• _Exercise goal_
Single out the lines of the material that contain "color" and copy them.

• _Supplied records_
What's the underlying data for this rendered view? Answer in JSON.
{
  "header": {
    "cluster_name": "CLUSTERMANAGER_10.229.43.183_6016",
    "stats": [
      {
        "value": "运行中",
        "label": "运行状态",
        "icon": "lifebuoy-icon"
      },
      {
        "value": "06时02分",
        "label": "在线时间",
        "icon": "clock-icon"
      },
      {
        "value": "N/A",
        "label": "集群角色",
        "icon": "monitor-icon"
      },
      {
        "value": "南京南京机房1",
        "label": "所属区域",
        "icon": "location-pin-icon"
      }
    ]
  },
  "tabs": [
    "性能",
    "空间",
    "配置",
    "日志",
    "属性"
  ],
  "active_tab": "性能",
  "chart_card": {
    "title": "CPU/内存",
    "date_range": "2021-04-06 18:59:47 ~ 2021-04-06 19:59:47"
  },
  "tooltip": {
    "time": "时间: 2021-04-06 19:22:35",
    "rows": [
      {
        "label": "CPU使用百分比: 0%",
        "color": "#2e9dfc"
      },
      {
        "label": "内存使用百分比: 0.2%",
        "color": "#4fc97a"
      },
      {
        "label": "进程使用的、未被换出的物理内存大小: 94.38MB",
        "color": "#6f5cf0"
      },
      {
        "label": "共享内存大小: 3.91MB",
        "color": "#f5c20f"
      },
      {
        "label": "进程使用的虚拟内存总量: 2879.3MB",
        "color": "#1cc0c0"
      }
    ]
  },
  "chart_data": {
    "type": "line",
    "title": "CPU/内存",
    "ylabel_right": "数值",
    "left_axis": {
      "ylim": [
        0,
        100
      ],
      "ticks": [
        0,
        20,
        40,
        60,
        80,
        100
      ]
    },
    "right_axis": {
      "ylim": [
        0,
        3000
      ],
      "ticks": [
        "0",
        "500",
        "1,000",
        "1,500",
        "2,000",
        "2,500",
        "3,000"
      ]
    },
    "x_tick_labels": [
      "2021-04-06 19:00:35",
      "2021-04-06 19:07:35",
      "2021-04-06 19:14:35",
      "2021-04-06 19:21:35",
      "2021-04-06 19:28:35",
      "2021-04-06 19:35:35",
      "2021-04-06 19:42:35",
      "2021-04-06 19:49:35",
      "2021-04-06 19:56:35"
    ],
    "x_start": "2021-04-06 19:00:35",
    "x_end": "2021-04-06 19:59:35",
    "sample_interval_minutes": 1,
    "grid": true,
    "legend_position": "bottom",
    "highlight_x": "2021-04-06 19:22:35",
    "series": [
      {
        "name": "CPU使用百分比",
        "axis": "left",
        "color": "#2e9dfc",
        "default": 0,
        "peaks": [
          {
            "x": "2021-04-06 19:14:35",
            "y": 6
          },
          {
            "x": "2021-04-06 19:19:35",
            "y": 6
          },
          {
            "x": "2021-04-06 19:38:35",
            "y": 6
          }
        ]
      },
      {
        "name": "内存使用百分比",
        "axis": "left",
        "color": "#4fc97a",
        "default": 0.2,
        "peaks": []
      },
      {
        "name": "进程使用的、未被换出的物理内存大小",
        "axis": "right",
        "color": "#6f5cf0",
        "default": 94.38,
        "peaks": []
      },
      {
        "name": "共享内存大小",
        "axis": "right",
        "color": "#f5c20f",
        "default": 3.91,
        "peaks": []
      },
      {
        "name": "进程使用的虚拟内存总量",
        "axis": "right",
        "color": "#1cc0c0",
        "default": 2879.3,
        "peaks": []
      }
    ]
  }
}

• _Solution to the exercise_
        "color": "#2e9dfc"
        "color": "#4fc97a"
        "color": "#6f5cf0"
        "color": "#f5c20f"
        "color": "#1cc0c0"
        "color": "#2e9dfc",
        "color": "#4fc97a",
        "color": "#6f5cf0",
        "color": "#f5c20f",
        "color": "#1cc0c0",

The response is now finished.